(Interface dataset entries)
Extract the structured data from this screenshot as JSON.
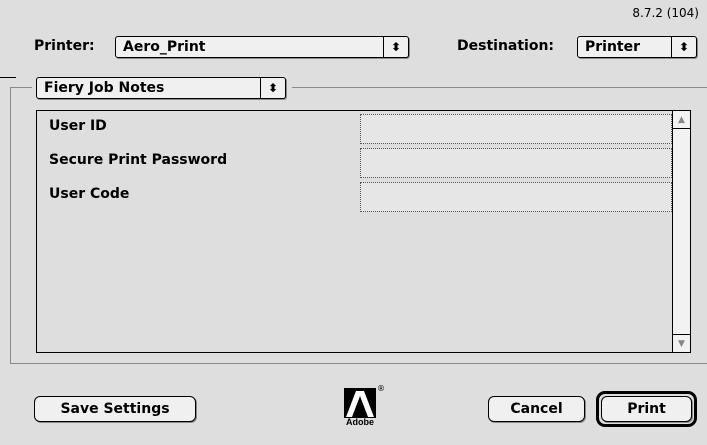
{
  "version": "8.7.2 (104)",
  "printer": {
    "label": "Printer:",
    "value": "Aero_Print"
  },
  "destination": {
    "label": "Destination:",
    "value": "Printer"
  },
  "section": {
    "value": "Fiery Job Notes"
  },
  "fields": [
    {
      "label": "User ID",
      "value": ""
    },
    {
      "label": "Secure Print Password",
      "value": ""
    },
    {
      "label": "User Code",
      "value": ""
    }
  ],
  "buttons": {
    "save_settings": "Save Settings",
    "cancel": "Cancel",
    "print": "Print"
  },
  "logo": {
    "text": "Adobe",
    "registered": "®"
  },
  "icons": {
    "popup_arrows": "up-down-arrows-icon",
    "scroll_up": "scroll-up-arrow-icon",
    "scroll_down": "scroll-down-arrow-icon",
    "logo": "adobe-logo"
  }
}
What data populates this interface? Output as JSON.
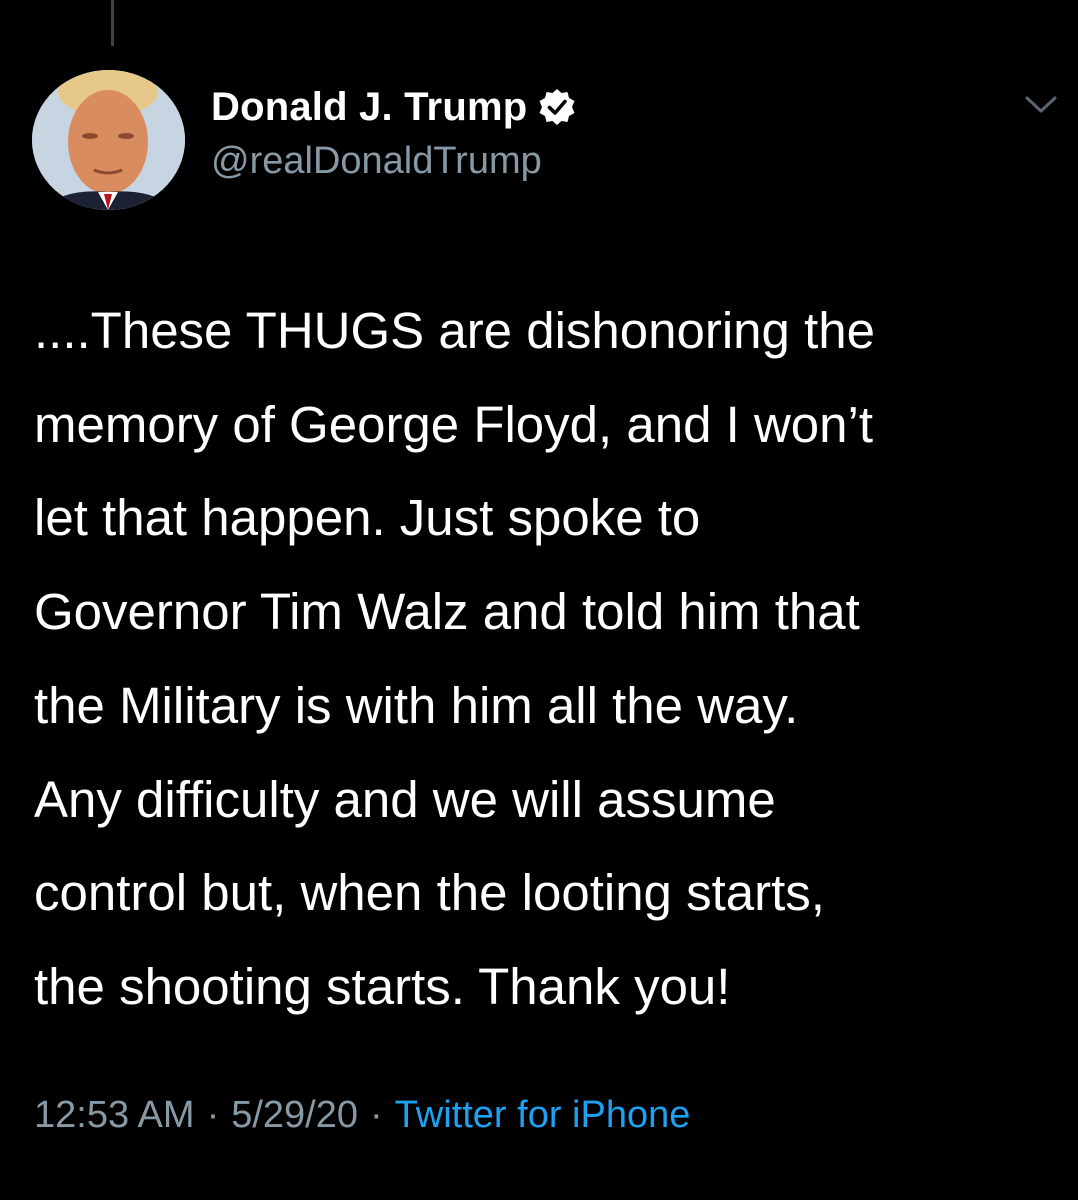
{
  "user": {
    "display_name": "Donald J. Trump",
    "handle": "@realDonaldTrump",
    "verified": true,
    "avatar_icon": "profile-photo"
  },
  "tweet": {
    "lines": [
      "....These THUGS are dishonoring the",
      "memory of George Floyd, and I won’t",
      "let that happen. Just spoke to",
      "Governor Tim Walz and told him that",
      "the Military is with him all the way.",
      "Any difficulty and we will assume",
      "control but, when the looting starts,",
      "the shooting starts. Thank you!"
    ]
  },
  "meta": {
    "time": "12:53 AM",
    "separator": "·",
    "date": "5/29/20",
    "source": "Twitter for iPhone"
  },
  "colors": {
    "background": "#000000",
    "text": "#ffffff",
    "secondary": "#8899a6",
    "link": "#1da1f2"
  }
}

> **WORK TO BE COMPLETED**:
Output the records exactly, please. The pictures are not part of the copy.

> **EXERCISE SOLUTION**:
Extract the structured data from this screenshot as JSON.
{
  "version": "8.7.2 (104)",
  "printer": {
    "label": "Printer:",
    "value": "Aero_Print"
  },
  "destination": {
    "label": "Destination:",
    "value": "Printer"
  },
  "section": {
    "value": "Fiery Job Notes"
  },
  "fields": [
    {
      "label": "User ID",
      "value": ""
    },
    {
      "label": "Secure Print Password",
      "value": ""
    },
    {
      "label": "User Code",
      "value": ""
    }
  ],
  "buttons": {
    "save_settings": "Save Settings",
    "cancel": "Cancel",
    "print": "Print"
  },
  "logo": {
    "text": "Adobe",
    "registered": "®"
  },
  "icons": {
    "popup_arrows": "up-down-arrows-icon",
    "scroll_up": "scroll-up-arrow-icon",
    "scroll_down": "scroll-down-arrow-icon",
    "logo": "adobe-logo"
  }
}
What data populates this interface? Output as JSON.
{
  "user": {
    "display_name": "Donald J. Trump",
    "handle": "@realDonaldTrump",
    "verified": true,
    "avatar_icon": "profile-photo"
  },
  "tweet": {
    "lines": [
      "....These THUGS are dishonoring the",
      "memory of George Floyd, and I won’t",
      "let that happen. Just spoke to",
      "Governor Tim Walz and told him that",
      "the Military is with him all the way.",
      "Any difficulty and we will assume",
      "control but, when the looting starts,",
      "the shooting starts. Thank you!"
    ]
  },
  "meta": {
    "time": "12:53 AM",
    "separator": "·",
    "date": "5/29/20",
    "source": "Twitter for iPhone"
  },
  "colors": {
    "background": "#000000",
    "text": "#ffffff",
    "secondary": "#8899a6",
    "link": "#1da1f2"
  }
}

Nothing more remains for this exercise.